WASHINGTON - Inside the silent House chambers, every seat was empty. The wooden doors leading to the galleries, where the public and press watch laws get made, were closed.

As the country lurches ever closer to the fiscal cliff Jan. 1, the only debate to be heard inside the U.S. House of Representatives on Thursday was via a television showing C-SPAN, which replayed video from a Nov. 20 conference on, perhaps appropriately, "Debt Crises and the World Economy."

With Christmas over and the cliff still looming, House members were still scattered across the country. Senators trickled back to Washington, but had no proposals before them to avert the roughly $500 billion of tax hikes and budget cuts set to hit Tuesday.

When it comes to the most pressing issue facing the country, most members of Congress, including those who represent the Philadelphia region, are in the same position as everyday Americans: watching and waiting.

Since Election Day, the talks to avert the cliff have been concentrated at the very top of the political hierarchy, leaving most lawmakers to simply wait for a deal that they can vote up or down, aides have said over recent weeks, and again Thursday.

President Obama and House Speaker John A. Boehner (R., Ohio) hold the keys to any deal. Senate Majority Leader Harry Reid (D., Nev.) and the House and Senate minority leaders, Nancy Pelosi (D., Calif.) and Mitch McConnell (R., Ky.), have a say as well.
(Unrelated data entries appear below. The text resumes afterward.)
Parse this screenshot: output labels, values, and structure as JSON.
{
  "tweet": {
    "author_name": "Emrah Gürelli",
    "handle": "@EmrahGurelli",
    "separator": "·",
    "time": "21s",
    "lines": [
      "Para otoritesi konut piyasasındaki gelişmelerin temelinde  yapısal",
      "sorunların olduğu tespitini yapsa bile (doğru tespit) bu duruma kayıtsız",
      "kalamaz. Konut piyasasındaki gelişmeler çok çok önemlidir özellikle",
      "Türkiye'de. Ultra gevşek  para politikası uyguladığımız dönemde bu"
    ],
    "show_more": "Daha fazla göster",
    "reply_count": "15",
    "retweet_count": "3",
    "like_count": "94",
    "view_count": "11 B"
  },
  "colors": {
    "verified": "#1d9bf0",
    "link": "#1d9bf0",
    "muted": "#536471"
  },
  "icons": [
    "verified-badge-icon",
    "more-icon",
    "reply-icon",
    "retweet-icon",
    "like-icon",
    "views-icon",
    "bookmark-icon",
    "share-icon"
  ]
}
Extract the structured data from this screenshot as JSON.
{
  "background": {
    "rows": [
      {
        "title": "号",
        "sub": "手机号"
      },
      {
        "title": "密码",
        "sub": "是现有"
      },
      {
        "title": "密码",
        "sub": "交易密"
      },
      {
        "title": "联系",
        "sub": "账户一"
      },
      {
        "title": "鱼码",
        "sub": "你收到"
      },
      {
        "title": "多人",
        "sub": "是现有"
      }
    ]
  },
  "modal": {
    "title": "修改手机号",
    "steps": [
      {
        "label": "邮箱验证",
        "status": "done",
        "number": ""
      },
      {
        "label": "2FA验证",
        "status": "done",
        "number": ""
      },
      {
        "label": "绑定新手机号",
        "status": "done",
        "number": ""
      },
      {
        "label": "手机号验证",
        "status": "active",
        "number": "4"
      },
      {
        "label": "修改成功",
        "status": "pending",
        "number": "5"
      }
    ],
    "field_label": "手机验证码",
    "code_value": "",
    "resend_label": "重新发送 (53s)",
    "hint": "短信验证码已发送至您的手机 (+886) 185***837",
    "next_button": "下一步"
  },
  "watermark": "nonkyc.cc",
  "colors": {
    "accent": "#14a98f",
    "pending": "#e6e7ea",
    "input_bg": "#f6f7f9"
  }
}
For the most part, other lawmakers are on the outside looking in, at least until there is a vote brought forward - which likely won't happen without some kind of agreement.

"It's frustrating that there are politics being played on both ends of the spectrum on this issue," said Rep. Pat Meehan (R., Pa.). "But we have to get to legislation that will pass both the House and the Senate that the president will sign."

"The posture I think everybody's in right now is waiting to see what the president proposes and waiting to see what Speaker Boehner" will agree to, said Sen. Bob Casey (D., Pa.).

Waiting to see. So it went Thursday for the region's representatives and their staffs. One top aide shopped for the ingredients for antipasto for a New Year's party. One congressman spent time with an elderly loved one. And New Jersey's senators kept pressing for passage of the Sandy relief bill.

Meehan was one of the few Congress members in Washington for the day. He was working with his staff on preparations to become chairman of the House subcommittee on cybersecurity, which he will oversee in the new session of Congress.

"For me, personally, it is frustrating," Meehan said. "I wanted to see a resolution."

Before Christmas, the congressman from Delaware County had been ready to back Boehner's plan to allow taxes to rise on incomes of $1 million and more - but that proposal was scuttled by antitax House Republicans late on Dec. 20.

"I was prepared to support the vote," Meehan said Thursday in an interview.

Instead, the House left Washington and has not returned. Members are scheduled to come back Sunday. Hoping to give them something to vote on, Obama, who jetted back early from his Hawaii vacation, has scheduled a meeting with congressional leaders Friday at the White House.

Meanwhile, the Senate on Thursday debated a bill on intelligence surveillance, and expected to vote as soon as Friday on the relief bill for Hurricane Sandy.

With hopes fading for a fiscal cliff deal, discourse centered - as it often does - on who is most at fault. On the Senate floor, Reid suggested Boehner was more concerned with staying speaker than reaching a deal, and chastised House members for being "out watching movies and watching their kids play soccer and basketball." McConnell, for his part, said the Democrats haven't come up with a plan that both parties can support.

Republicans, who control the House, blamed the Senate, where Democrats rule, for refusing to take up a bill the House had passed over the summer to extend current tax rates for all Americans and to avert automatic cuts to defense programs.

"It is the responsibility of the Senate to act now on the bills that are before them," Meehan said. "If they do not like what is before them, then amend them and send them back to the House."

Senate Democrats pointed to their own bill, which would extend tax rates for incomes less than $250,000, allowing taxes to rise above that amount.

"If the House came back into session tomorrow, it could quickly pass the tax cut bill we sent them in July," Casey said. "Republican House members have been saying over and over for years that they support tax cuts for middle-income people. They could prove it by passing this bill."

The House and Senate solutions, though, were each passed unilaterally. For a deal to get done, leaders on each side need to agree.

That means local elected officials may have the best seats in the House, but for now they are still largely spectators.